Millbrae Residents Learn About Risks of 60 Year Water System
Last week, the Millbrae City Council, staff from the Public Works Department, and community members joined for the first Millbrae Water Infrastructure Study Session. During the open meeting, Millbrae Public Works Director Ray Chan spoke about the state of the City’s water system and challenges the department is facing in trying to maintain it.
“We have a 60-year-old water system. Most water infrastructure has a typical useful life of 50 years,” said Chan. “We are spending more than 40% of our funds on operations, maintenance and emergency repairs. This kind of emergency response is not sustainable and we need to start planning to gradually replace the system.”
Millbrae’s water system was primarily built in the 1950’s and 1960’s. Deficiencies in the system became apparent in 2013 when seven water mains broke at the same time, causing thousands of Millbrae residents to temporarily go without water until public works crews were able to repair the broken pipes.
“When a water main breaks, we are obligated to fix it within 24 hours. For many of our emergency repairs, they are only temporary fixes. A complete replacement would take weeks. It’s unreasonable to ask residents to go without water to their homes for that long,” said Chan in response to a question from a Millbrae resident. “A planned replacement schedule is more appropriate for the system, as it allows continued water service to be provided.”
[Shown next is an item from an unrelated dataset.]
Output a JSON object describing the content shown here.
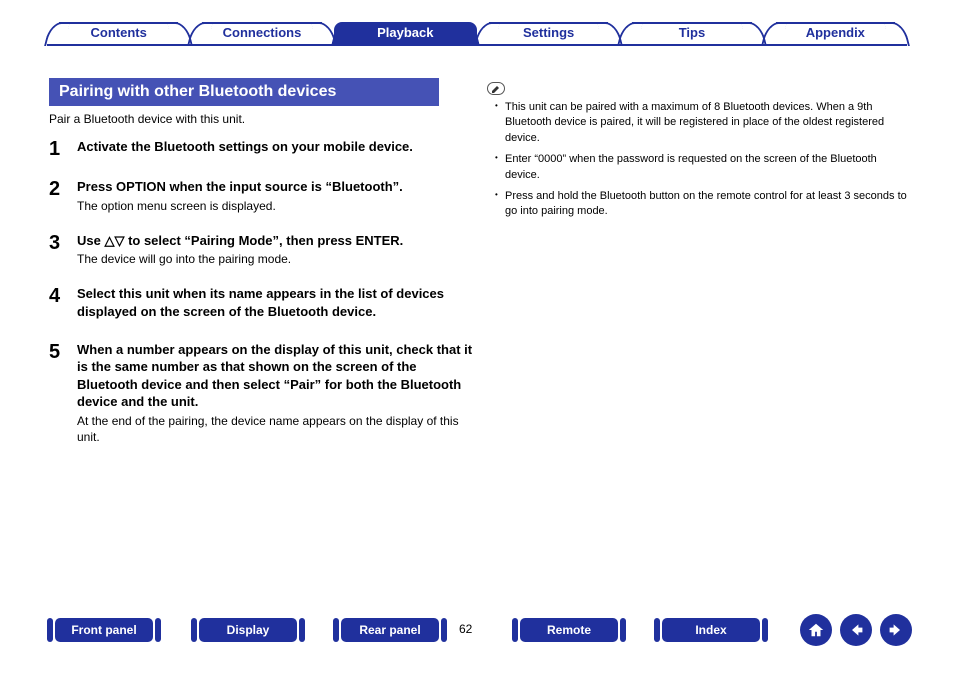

Millbrae’s 75 miles of pipes provide clean water to 23,000 customers. Because of continual responses to breaks in the system and increased wholesale water costs, the City’s budget for long-term capital improvements has shrunk by more than 60% over the past 7 years.
“The major problem we are facing is the San Francisco Public Utilities Commission (SFPUC) has raised our wholesale water rates by 176%. Since we haven’t passed those increases on to our customers, we have significantly less funding to do permanent main replacements,” said Chan.
The San Francisco Public Utilities Commission (SFPUC) provides Millbrae with 100% of its water from a variety of regional sources, including Hetch Hetchy. In 2012, in order to address long needed attention to its own infrastructure backlogs and ensure reliable water sourcing, the SFPUC began a $900 million infrastructure upgrade to the Hetch Hetchy Reservoir.
Since then, in order to finance those improvements, the SFPUC has progressively increased its wholesale water rates for Millbrae and other cities in the Bay Area. Instead of passing these rate increases on to residents, Millbrae’s water utility is paying for these increases by deferring needed capital improvements.
In 2009, Millbrae used only 30% of its budget to pay for water from the SFPUC, leaving 70% of customer revenues to fund operations, maintenance and capital improvements. Today, it spends more than 50% for water purchases, even taking into account decreases in annual water usage, leaving fewer dollars for proactive capital improvements and system replacements.
“We need to shift from continual emergency repairs to preventative maintenance,” said Chan. “Public Works recommends replacing 2% of the City’s water pipelines each year over a 50-year period. This replacement rate can be increased to 4% or more, but the 2% rate reduces financial stress on the City and would lower the impacts of street construction interruptions on residents and businesses.”
At the City Council’s direction, the Public Works Department will host two more study sessions in the near future to review system repair options and funding needs. Times, dates and locations of those will be announced as they become available.